Assignment: Each line of the entries that mentions the string "helloworld" needs to be reported.

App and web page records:
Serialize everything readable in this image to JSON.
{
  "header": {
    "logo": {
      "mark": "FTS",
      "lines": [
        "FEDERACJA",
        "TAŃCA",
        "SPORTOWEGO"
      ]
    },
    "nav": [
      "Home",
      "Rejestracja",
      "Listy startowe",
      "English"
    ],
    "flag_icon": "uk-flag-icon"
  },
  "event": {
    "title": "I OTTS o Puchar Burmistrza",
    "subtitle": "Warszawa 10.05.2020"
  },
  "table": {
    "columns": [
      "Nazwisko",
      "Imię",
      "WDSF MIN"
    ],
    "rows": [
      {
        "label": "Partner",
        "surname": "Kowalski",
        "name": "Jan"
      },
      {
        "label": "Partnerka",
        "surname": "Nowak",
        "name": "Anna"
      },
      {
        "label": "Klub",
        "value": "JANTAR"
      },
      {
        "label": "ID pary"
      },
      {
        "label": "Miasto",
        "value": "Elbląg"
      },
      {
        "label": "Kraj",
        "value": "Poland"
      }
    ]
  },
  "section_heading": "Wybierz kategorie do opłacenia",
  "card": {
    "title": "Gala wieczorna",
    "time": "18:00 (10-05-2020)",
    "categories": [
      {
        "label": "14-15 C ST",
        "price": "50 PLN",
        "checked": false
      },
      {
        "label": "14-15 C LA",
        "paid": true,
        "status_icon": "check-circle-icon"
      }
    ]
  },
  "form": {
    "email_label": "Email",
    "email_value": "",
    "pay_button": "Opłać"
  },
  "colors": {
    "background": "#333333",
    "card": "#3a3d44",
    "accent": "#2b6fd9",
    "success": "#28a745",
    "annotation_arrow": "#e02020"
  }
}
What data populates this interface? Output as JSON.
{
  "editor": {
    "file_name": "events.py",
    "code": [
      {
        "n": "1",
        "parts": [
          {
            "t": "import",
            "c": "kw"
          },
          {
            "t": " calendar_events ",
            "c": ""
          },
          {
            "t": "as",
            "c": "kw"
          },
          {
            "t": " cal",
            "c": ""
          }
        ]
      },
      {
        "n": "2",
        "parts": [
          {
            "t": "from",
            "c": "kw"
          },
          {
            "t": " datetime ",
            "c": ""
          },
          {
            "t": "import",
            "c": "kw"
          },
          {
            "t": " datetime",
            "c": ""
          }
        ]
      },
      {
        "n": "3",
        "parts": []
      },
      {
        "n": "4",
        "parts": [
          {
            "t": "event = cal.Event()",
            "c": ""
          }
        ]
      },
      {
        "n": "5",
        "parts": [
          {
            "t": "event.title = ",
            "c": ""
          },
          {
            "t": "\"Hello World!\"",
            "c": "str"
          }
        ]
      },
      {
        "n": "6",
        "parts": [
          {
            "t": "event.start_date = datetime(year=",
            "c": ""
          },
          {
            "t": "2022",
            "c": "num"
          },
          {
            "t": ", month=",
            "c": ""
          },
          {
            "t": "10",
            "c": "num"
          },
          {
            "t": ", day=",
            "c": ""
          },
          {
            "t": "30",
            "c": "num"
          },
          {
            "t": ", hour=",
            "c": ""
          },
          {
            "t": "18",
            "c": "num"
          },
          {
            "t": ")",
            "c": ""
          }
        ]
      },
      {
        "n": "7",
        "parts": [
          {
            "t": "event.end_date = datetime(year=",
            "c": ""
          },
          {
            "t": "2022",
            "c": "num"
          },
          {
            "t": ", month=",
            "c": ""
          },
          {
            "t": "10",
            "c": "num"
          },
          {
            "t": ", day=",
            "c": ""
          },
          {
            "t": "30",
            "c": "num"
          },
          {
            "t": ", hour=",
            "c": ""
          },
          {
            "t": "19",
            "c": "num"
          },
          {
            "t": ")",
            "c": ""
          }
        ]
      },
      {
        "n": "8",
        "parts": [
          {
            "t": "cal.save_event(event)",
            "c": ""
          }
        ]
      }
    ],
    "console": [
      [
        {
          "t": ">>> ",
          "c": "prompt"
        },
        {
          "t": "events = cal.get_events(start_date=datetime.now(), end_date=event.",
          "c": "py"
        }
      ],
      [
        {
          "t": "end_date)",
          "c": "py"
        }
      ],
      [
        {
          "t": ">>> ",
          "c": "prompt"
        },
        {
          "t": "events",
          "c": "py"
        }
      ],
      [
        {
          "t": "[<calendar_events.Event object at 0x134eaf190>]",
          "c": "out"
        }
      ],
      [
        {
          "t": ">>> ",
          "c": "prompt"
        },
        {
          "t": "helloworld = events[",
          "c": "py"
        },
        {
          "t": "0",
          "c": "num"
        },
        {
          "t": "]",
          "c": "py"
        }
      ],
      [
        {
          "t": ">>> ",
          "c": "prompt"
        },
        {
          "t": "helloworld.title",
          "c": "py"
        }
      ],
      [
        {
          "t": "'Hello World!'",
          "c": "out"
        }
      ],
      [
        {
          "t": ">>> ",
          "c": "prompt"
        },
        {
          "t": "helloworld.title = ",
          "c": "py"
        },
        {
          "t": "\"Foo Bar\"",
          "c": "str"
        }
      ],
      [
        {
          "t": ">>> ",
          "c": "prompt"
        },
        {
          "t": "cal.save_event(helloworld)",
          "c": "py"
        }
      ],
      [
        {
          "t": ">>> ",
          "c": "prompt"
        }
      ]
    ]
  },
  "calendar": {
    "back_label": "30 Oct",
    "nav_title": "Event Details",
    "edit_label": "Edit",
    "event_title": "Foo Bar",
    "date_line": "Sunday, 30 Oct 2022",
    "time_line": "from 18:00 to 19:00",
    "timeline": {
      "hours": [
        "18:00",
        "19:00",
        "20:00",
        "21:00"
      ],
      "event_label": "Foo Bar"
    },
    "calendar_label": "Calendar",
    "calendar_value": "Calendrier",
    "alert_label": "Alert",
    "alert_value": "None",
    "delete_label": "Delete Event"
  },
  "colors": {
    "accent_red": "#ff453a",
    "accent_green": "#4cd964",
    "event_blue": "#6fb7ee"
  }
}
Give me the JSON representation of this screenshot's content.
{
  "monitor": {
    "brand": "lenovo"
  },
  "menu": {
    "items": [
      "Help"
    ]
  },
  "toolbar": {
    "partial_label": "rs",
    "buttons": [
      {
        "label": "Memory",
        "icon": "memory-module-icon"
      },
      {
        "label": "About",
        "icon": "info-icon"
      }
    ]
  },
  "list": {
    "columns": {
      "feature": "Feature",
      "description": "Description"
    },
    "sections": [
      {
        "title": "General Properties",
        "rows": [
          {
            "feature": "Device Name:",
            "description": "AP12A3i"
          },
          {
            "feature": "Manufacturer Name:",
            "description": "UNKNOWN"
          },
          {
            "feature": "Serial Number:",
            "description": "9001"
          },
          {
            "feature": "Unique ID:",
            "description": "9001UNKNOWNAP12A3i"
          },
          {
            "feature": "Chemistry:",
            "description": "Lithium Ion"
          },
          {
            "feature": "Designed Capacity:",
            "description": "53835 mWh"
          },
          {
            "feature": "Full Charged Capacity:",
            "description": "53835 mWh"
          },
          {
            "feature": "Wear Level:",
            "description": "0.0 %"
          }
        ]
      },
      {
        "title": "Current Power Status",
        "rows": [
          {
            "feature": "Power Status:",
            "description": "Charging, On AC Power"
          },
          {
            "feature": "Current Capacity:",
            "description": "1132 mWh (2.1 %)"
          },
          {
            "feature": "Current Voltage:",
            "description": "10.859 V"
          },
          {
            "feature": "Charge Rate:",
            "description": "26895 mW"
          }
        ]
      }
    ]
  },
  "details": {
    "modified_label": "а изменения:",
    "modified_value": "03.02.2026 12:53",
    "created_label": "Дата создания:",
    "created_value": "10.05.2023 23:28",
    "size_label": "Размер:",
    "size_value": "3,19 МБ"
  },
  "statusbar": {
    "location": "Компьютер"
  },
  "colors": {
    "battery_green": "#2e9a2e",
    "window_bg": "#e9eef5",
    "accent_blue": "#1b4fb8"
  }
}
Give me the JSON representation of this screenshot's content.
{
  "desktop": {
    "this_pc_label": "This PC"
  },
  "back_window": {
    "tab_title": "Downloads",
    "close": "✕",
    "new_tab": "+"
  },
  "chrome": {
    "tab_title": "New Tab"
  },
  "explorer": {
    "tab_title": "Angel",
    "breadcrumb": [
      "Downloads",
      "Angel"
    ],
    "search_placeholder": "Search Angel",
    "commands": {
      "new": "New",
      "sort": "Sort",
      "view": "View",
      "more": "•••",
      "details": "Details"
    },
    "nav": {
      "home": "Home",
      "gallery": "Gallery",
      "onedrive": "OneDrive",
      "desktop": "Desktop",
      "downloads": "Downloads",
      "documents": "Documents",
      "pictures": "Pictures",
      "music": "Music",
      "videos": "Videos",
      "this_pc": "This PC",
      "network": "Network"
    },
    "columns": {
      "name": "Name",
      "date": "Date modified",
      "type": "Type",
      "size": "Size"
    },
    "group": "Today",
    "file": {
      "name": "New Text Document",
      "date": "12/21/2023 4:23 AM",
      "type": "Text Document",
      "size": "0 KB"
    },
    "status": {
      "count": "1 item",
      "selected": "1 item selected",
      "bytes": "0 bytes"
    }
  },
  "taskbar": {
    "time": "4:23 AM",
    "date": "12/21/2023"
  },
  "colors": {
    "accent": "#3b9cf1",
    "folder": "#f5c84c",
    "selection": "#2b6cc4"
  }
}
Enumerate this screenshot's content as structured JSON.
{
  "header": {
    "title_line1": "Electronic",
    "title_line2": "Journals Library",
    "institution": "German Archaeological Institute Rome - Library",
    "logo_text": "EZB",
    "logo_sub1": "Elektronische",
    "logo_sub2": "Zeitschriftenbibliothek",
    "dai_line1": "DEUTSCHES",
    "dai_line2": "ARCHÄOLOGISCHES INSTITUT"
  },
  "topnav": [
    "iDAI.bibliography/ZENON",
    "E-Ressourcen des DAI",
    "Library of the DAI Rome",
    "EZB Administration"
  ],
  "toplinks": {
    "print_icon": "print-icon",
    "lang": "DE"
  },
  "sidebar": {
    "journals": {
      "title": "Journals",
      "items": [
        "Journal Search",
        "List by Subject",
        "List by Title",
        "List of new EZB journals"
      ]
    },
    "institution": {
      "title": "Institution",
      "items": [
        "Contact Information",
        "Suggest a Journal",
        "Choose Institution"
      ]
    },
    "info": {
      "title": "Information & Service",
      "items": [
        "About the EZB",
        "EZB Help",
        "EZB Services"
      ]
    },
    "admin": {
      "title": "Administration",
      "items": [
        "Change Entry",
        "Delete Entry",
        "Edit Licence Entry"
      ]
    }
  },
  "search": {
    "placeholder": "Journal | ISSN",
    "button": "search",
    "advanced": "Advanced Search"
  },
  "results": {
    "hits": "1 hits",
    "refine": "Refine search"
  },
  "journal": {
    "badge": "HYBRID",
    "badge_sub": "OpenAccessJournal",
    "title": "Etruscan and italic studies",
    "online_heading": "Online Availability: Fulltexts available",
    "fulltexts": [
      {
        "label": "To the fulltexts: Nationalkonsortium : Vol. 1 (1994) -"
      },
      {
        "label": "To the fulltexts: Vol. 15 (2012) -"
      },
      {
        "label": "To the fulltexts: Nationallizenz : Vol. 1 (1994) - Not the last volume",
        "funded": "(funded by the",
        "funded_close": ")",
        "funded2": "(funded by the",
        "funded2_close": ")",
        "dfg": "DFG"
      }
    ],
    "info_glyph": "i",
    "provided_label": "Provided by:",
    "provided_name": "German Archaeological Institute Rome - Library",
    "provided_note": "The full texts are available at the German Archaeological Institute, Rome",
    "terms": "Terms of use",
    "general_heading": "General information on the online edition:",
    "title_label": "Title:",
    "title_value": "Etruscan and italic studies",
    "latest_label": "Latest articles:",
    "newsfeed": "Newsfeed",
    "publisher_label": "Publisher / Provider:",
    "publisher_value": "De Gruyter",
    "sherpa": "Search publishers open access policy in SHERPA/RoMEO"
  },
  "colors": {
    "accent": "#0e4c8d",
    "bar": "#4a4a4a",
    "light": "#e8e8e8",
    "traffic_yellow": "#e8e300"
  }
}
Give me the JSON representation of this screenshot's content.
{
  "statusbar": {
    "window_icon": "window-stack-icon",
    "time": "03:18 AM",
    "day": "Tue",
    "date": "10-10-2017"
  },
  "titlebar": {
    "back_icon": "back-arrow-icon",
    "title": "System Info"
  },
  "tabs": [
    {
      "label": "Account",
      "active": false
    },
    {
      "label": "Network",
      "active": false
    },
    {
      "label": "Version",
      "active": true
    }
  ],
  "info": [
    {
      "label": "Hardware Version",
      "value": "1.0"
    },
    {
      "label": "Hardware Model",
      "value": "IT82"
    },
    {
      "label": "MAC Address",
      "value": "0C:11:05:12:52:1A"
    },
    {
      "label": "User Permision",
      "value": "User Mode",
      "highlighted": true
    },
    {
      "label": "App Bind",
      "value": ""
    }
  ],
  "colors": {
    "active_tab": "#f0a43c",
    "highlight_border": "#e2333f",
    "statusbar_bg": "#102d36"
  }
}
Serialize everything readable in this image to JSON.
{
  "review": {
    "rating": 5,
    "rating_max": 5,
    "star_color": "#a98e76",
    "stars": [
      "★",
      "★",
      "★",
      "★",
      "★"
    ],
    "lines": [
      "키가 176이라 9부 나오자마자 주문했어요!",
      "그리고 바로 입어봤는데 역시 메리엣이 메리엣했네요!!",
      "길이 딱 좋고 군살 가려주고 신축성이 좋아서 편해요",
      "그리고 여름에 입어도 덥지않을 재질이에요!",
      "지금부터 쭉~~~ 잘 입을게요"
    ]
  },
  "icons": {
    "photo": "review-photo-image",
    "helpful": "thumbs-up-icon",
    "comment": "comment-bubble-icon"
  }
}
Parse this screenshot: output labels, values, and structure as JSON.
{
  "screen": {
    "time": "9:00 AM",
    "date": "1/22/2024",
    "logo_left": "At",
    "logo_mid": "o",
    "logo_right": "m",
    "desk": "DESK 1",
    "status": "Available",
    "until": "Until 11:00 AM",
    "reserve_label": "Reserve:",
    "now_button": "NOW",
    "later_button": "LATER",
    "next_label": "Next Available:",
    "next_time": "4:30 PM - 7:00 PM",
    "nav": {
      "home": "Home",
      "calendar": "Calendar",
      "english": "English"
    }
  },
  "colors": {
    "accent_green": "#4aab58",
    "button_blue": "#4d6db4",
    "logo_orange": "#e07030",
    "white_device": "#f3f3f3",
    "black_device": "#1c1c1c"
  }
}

Answer to the problem:
          "t": "helloworld = events[",
          "t": "helloworld.title",
          "t": "helloworld.title = ",
          "t": "cal.save_event(helloworld)",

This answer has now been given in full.